Anwar Raslan’s trial was not the first of its kind. The French authorities announced in February 2020 the arrest of Majdi Nama, known as “Islam Alloush”, a former leader and spokesman for the Army of the Islam faction, a component of the Syrian opposition. The arrest occurred after seven members of the family of Syrian activist, Zaran Zaytouneh, and civil society organizations filed a complaint in June 2019 with the Crimes against Humanity Section of the National Counterterrorism Prosecution in France, regarding “acts of torture”, “enforced disappearances” and “crimes against humanity and war crimes” committed between 2012 and April 2018.

Another example is in early 2022, the trial of Syrian doctor Alaa al-Moussa which began in Frankfurt, Germany. The court charged al-Moussa with 18 counts of crimes against humanity and killing opponent figures. In June 2020, Alaa Moussa was arrested in the western German city of Hesse. The General Prosecutor’s Office also charged Al-Moussa with beatings on the head, stomach and genitals and injuries sustained by them.

Alaa al-Mousa, who arrived in Germany in 2015, had worked as a doctor in a prison run by the Syrian regime’s military intelligence between April 2011 and 2012 in Homs, Syria, until he was recognized by Syrian refugees in Germany with the help of civil society organizations, who filed a complaint against him with the German authorities.

Syrians have reacted extensively to the arrest and trial of Alaa al-Mousa, a war crime suspect, and have called for justice to be served on all those involved in war crimes and crimes against humanity in Syria.

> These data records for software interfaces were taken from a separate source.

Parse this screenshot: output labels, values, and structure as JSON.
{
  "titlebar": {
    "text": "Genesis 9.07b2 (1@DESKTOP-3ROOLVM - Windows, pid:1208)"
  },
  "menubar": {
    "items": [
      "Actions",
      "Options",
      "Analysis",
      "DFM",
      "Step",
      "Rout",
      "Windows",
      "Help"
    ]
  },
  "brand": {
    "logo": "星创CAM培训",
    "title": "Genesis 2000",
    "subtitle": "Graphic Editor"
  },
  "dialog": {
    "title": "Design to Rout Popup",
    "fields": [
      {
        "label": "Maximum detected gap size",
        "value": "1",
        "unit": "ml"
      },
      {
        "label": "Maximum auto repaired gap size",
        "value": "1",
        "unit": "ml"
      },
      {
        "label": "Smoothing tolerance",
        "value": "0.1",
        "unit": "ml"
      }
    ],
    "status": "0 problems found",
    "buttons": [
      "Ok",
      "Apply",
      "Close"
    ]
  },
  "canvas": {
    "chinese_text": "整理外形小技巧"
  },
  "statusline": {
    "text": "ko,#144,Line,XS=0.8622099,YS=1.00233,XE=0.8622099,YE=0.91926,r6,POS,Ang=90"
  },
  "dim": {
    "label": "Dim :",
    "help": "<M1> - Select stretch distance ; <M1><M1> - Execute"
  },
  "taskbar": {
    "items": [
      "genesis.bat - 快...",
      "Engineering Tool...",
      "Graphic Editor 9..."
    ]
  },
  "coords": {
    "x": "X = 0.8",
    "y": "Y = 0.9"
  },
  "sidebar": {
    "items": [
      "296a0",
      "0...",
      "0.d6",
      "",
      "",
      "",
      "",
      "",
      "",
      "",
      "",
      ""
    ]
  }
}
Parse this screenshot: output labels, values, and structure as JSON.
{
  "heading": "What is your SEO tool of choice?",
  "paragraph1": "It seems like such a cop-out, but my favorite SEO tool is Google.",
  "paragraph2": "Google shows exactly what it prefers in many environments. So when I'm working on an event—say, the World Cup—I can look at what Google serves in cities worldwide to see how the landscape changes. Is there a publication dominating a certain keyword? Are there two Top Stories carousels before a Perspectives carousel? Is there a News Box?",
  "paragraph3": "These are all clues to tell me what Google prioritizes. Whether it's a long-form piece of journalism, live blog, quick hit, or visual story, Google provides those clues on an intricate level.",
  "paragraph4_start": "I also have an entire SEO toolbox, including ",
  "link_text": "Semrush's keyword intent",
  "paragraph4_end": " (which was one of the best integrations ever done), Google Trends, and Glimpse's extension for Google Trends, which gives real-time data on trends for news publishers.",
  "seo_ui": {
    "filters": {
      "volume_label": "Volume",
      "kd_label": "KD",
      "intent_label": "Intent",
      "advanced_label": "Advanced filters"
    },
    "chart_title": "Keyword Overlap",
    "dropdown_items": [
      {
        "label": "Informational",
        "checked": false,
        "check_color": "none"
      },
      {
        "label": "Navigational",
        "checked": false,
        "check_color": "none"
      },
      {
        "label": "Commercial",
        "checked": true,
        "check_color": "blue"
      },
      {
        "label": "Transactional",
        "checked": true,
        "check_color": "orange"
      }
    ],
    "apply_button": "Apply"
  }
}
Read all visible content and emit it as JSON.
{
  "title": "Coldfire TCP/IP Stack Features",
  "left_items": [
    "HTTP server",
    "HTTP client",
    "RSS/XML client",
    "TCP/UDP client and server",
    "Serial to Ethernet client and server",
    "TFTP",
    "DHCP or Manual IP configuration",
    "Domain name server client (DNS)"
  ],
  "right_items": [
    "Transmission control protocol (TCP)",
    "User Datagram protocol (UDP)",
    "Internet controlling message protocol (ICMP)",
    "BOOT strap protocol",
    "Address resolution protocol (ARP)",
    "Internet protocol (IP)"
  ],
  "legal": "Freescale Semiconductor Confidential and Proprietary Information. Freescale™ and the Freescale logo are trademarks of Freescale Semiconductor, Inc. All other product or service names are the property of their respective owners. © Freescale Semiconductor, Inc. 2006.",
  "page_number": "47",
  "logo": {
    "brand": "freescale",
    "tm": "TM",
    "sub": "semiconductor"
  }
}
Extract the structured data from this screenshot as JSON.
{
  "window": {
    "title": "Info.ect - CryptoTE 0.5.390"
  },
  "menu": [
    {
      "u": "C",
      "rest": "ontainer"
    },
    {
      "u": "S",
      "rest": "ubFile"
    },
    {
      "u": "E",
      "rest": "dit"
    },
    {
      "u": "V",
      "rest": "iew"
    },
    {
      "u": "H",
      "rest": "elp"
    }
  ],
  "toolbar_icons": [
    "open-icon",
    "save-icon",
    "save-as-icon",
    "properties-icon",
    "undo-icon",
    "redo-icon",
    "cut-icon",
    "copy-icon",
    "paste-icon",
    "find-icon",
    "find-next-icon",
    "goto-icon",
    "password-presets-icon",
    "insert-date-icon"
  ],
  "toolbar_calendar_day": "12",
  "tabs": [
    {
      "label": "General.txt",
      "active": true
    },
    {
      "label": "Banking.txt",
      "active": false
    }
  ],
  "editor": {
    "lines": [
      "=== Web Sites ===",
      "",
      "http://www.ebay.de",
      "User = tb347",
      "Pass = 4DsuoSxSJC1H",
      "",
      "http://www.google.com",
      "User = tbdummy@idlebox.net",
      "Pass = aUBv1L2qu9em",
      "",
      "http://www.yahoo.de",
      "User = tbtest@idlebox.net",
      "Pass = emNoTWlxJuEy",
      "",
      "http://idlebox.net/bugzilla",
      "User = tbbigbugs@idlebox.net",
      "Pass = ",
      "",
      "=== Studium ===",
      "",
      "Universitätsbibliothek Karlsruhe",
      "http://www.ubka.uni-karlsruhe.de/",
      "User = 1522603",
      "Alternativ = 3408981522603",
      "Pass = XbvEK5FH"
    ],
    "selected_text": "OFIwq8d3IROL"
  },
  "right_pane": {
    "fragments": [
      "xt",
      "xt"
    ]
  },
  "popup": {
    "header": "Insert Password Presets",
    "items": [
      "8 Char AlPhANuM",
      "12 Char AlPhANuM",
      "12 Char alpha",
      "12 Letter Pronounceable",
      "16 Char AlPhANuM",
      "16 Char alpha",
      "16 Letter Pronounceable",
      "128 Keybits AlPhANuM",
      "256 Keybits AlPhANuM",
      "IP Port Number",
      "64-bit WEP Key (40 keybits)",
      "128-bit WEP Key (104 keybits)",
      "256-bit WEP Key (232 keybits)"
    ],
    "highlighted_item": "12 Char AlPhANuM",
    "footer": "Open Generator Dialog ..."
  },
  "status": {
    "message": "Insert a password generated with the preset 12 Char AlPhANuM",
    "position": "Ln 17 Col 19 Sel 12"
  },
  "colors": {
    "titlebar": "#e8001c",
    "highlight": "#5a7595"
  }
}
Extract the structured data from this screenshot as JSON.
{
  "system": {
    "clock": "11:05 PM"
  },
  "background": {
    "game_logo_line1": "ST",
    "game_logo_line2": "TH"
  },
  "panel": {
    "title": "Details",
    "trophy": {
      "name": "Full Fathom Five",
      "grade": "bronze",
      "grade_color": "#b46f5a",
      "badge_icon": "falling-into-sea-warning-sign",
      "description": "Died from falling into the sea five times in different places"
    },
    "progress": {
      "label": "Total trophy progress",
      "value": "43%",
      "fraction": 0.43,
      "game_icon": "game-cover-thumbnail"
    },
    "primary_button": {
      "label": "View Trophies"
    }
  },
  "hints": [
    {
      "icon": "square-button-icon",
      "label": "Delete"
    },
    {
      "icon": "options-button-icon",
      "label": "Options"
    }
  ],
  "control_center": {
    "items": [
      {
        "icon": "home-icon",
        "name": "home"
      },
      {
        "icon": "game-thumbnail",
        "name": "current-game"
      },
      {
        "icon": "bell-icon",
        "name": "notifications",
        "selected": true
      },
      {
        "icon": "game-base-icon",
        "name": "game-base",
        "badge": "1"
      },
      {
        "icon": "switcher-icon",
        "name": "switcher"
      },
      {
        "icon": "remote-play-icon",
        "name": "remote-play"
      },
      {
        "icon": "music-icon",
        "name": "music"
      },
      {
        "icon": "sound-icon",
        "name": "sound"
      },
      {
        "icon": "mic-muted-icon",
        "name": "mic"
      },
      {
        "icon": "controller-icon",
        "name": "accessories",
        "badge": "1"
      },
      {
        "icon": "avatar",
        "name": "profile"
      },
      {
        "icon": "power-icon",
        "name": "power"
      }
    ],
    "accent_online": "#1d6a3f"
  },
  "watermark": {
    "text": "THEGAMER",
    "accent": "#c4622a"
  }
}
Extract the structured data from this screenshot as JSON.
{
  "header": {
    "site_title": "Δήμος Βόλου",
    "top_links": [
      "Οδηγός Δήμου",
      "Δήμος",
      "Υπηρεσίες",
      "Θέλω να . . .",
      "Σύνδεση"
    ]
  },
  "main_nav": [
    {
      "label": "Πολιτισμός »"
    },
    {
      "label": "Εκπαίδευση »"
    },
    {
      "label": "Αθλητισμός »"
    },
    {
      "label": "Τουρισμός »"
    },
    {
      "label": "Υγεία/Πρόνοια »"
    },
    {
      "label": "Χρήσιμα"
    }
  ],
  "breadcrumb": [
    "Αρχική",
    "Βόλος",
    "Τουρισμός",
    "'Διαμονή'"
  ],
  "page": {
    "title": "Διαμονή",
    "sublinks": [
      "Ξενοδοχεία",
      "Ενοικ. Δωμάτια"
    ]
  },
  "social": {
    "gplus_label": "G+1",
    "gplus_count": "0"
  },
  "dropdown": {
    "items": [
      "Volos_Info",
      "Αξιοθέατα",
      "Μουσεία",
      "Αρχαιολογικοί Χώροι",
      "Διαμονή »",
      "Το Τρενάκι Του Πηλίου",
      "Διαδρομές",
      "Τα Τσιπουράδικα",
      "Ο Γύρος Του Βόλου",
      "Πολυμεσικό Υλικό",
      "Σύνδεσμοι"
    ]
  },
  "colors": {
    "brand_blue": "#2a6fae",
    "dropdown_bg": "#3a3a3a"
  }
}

In conclusion, there is a general belief among a large segment of Syrians that transitional justice will not be achieved until the conflict in Syria is over. Furthermore, in order to pave the way for real transitional justice and hold those accountable those who commit violations there has to be steps in place. These steps should include, establishing truth commissions that investigate violations, issuing recommendations to address them, and making proposals to prevent their recurrence in the future. Also, initiate prosecutions of offenders responsible for violations, provide reparation, including direct material and moral compensation for damages, rehabilitate victims and move to reform institutions, including dismantling repressive Syrian regime institutions such as the police and judiciary, and making constitutional amendments to avoid repetition of violations or impunity.